Hong Kong adopts the territorial source system whereby only income arising in or derived from Hong Kong (referred as ‘onshore income’) is subject to profits tax pursuant to the general charging rule of Section 14(1) of the Inland Revenue Ordinance. In other words, income which is sourced outside Hong Kong (referred as ‘offshore income’) is generally not liable to Hong Kong profits tax. It is, therefore, not rare that a Hong Kong company can have both onshore taxable income and a partial offshore tax status that renders part of the income non-taxable.
For example, apart from maintaining an office and staff in Hong Kong to run the onshore trading business, a Hong Kong company can also have a branch/an agent overseas to handle the whole trading transactions outside Hong Kong independently. The Hong Kong company may therefore have both onshore trading income derived by its Hong Kong office and potential offshore trading income derived by its overseas branch/agent.
Another example is that a Hong Kong company is engaged in sales of products to overseas customers in Hong Kong and provision of the related installation and after-sales maintenance services at the place of the customers overseas. It is possible that the income from the sales of the products is onshore taxable while the income from the provision of the services is qualified as offshore non-taxable.
One may then ask whether it will be easier for a taxpayer to obtain a partial offshore tax status compared to a 100% offshore tax status? The answer is uncertain, depending on the relevant facts and the circumstances of each case.
Difficulties in Obtaining a Partial Offshore Tax Status
Taxpayers have to get prepared to receive lengthy enquiries on its partial offshore claim from the Inland Revenue Department (‘IRD’). As compared to a 100% offshore claim, sometimes it might be more difficult for taxpayers to prove to the satisfaction of the IRD a partial offshore claim.
One of the potential risks of the partial offshore claim is that there might be onshore elements involved in the offshore operation. Hence, apart from proving the business is offshore in nature, it is also necessary for taxpayers to clearly distinguish the onshore/offshore operation and properly identify the onshore/offshore income.
In addition, taxpayers are expected to attribute the expenses (both specific and common in nature) to the onshore and offshore operation on a fair and reasonable basis.
In order to avoid the troubles in distinguishing the onshore/offshore operation and their respective income and expenses, one of the possible ways is to set up two companies, one for onshore business and another for offshore business.
Having said that, using a separate company to run the offshore business does not necessarily mean that the offshore claim will be free of challenges from the IRD. One also needs to structure the offshore business carefully in order to have it qualified for the offshore claim. It is therefore still recommended to conduct an in-depth tax review on the offshore business and the transaction documents involved to enhance the chance of success of the offshore claim.

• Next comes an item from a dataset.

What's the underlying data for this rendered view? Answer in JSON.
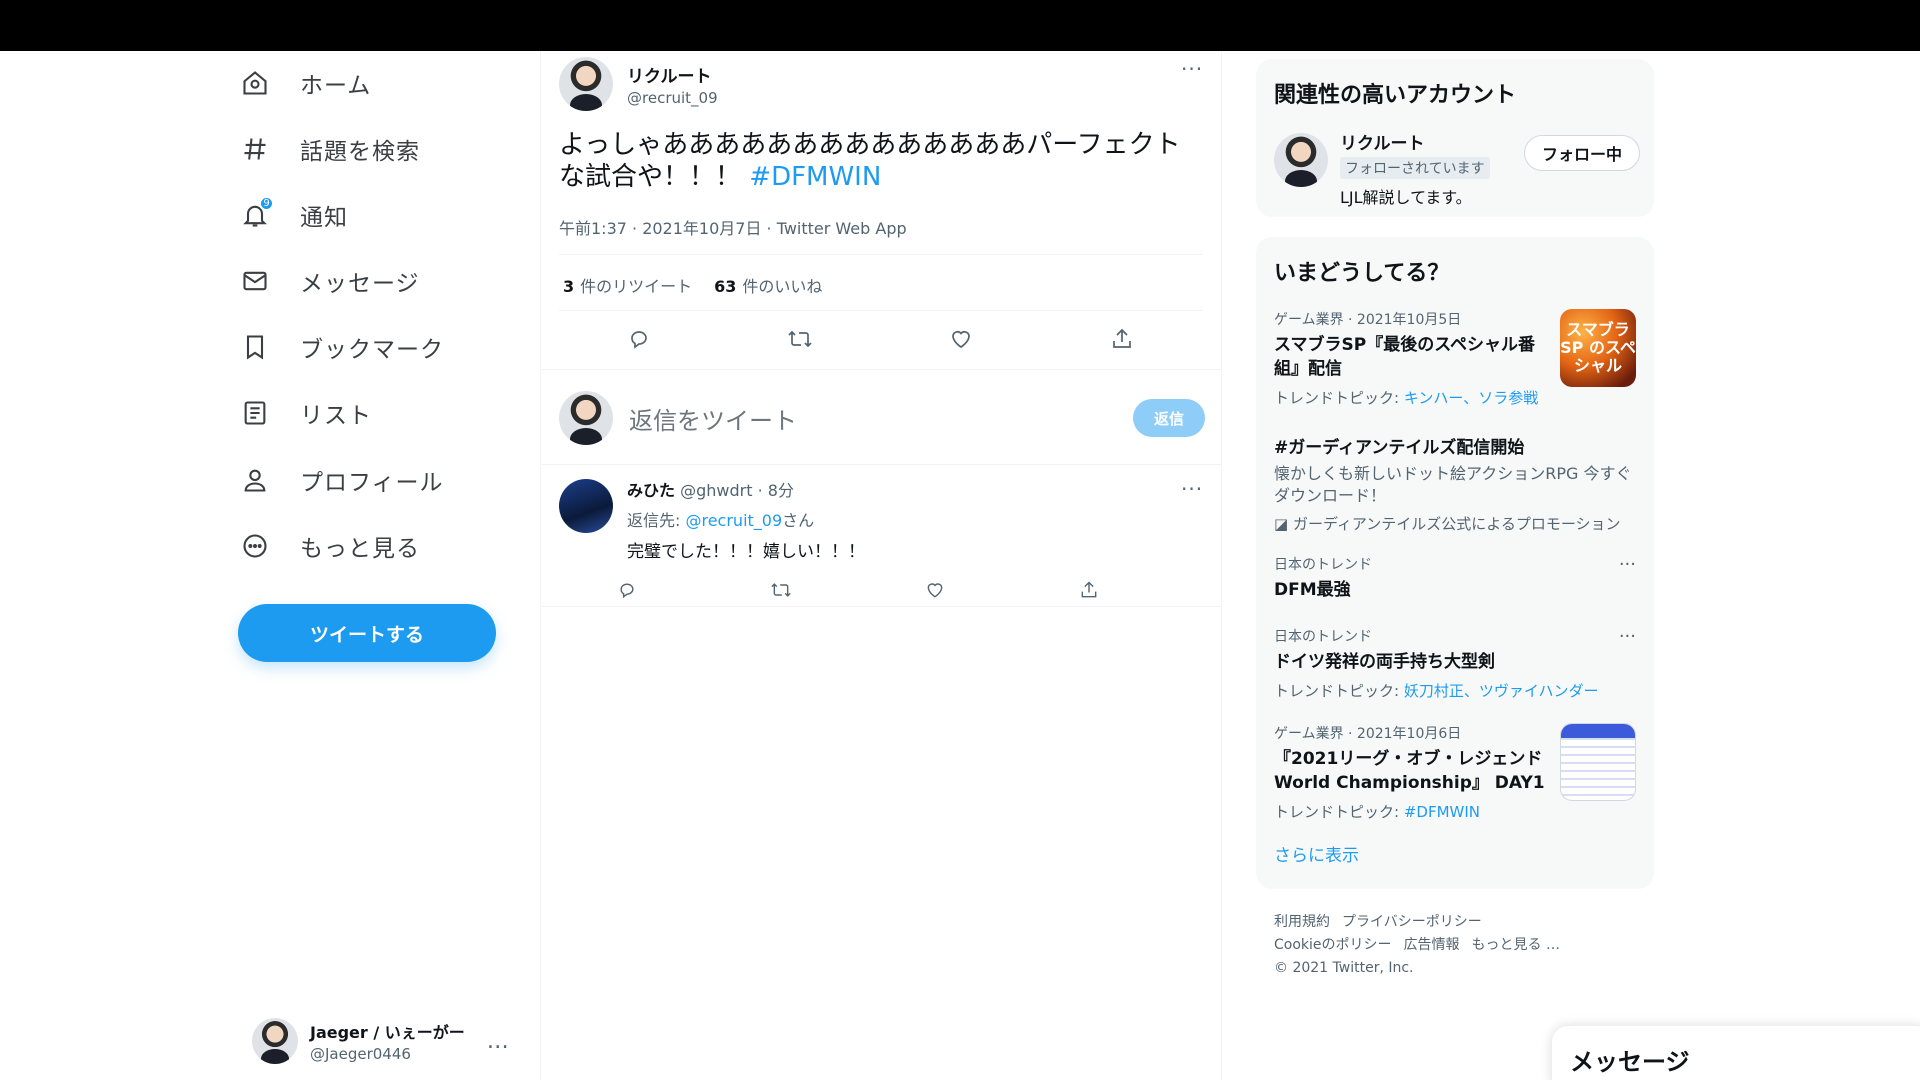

Please contact HKWJ Tax Law & Partners Limited, a proud member of the HKWJ Group, for further advice on the above tax issues or any other issues is required.